In testSs with limited time, students see Start Attempt instead of View Assessment. The time limit is usually displayed on the Details & Information panel. Once students select Start attempt they must set the timer before accessing the test.
Students can cancel if they are not ready. Time limits apply to each attempt if instructors allowed students to submit multiple attempts. If students start a time-limited test it is automatically submitted when the time limit expires.
Taking the test on the online exam portals depends on how the test is presented. The test can be presented all at once. This means that the entire test is presented on one screen. This method saves time.
Other methods the test can be presented by instructors include:
Edgenuity makes sure that students don’t cheat. Instructors can proctor assessments using several embedded Edgenuity settings. This makes sure that students are doing the work themselves and are not cheating.
With Edgenuity, instructors are also alerted when the assignments and tests reach the students. Instructors can then check the work of the students before unlocking the high-stakes assessment.
Students using Sakai cannot be prevented from cheating because they cannot get caught. Sakai is not very much protected.
Basically, what instructors can do to decrease the risk of student misbehavior is setting questions randomly and set very tight time limits for work completion
Answers cannot be viewed on Canvas because surveys of tests are anonymous. For essay writing questions that are open-ended, all the responses are listed.

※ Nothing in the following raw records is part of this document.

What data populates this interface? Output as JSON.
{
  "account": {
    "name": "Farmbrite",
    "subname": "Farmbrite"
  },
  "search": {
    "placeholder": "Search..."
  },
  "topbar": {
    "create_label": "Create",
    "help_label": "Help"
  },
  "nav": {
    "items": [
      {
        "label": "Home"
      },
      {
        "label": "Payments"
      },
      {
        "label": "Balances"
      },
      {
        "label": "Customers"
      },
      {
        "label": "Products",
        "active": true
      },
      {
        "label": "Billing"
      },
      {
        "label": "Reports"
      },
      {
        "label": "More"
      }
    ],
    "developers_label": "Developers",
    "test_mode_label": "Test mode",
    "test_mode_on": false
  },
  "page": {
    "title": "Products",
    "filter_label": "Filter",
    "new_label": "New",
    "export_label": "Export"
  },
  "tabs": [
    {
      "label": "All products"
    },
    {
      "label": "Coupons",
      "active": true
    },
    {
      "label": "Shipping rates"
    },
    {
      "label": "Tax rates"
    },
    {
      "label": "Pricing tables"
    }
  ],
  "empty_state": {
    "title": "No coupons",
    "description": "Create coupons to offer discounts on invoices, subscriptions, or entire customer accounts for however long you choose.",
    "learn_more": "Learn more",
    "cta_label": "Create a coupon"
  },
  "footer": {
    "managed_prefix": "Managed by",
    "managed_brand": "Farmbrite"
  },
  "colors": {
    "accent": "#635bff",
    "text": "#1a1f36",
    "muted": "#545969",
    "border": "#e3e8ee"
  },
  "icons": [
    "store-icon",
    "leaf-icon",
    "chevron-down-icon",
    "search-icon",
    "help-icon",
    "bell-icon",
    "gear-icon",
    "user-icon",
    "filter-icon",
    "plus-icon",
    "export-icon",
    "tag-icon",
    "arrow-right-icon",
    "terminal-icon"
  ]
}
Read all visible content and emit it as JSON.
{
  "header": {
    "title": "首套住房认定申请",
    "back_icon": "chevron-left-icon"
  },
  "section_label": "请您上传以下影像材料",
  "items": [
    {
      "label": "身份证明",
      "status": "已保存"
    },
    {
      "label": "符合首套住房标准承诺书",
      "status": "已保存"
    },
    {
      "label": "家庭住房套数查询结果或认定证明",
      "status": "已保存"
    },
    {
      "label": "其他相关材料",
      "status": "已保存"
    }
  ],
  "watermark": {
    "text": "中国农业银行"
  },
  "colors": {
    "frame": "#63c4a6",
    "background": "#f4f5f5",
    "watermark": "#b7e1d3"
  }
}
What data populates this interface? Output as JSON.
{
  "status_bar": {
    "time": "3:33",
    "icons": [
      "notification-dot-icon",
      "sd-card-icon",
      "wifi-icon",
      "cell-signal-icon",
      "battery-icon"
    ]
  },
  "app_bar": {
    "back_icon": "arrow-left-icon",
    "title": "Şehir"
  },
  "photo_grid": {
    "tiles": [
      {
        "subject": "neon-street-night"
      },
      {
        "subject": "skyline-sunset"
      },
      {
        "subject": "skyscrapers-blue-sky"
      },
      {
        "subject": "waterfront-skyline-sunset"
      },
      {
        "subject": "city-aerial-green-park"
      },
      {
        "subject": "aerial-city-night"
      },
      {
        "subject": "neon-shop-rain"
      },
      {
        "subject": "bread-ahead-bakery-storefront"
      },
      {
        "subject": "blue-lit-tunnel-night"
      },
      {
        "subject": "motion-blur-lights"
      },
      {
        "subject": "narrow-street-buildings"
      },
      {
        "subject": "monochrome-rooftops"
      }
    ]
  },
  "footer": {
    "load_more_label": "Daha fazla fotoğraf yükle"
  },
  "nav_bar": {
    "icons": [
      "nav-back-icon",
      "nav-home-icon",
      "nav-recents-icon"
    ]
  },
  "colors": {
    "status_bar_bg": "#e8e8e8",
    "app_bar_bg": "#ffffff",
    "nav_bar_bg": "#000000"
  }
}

You can view several statistics on Canvas.
In addition, you can view the grades and how they are distributed, attempts that are both in progress and need grading, and the average scores.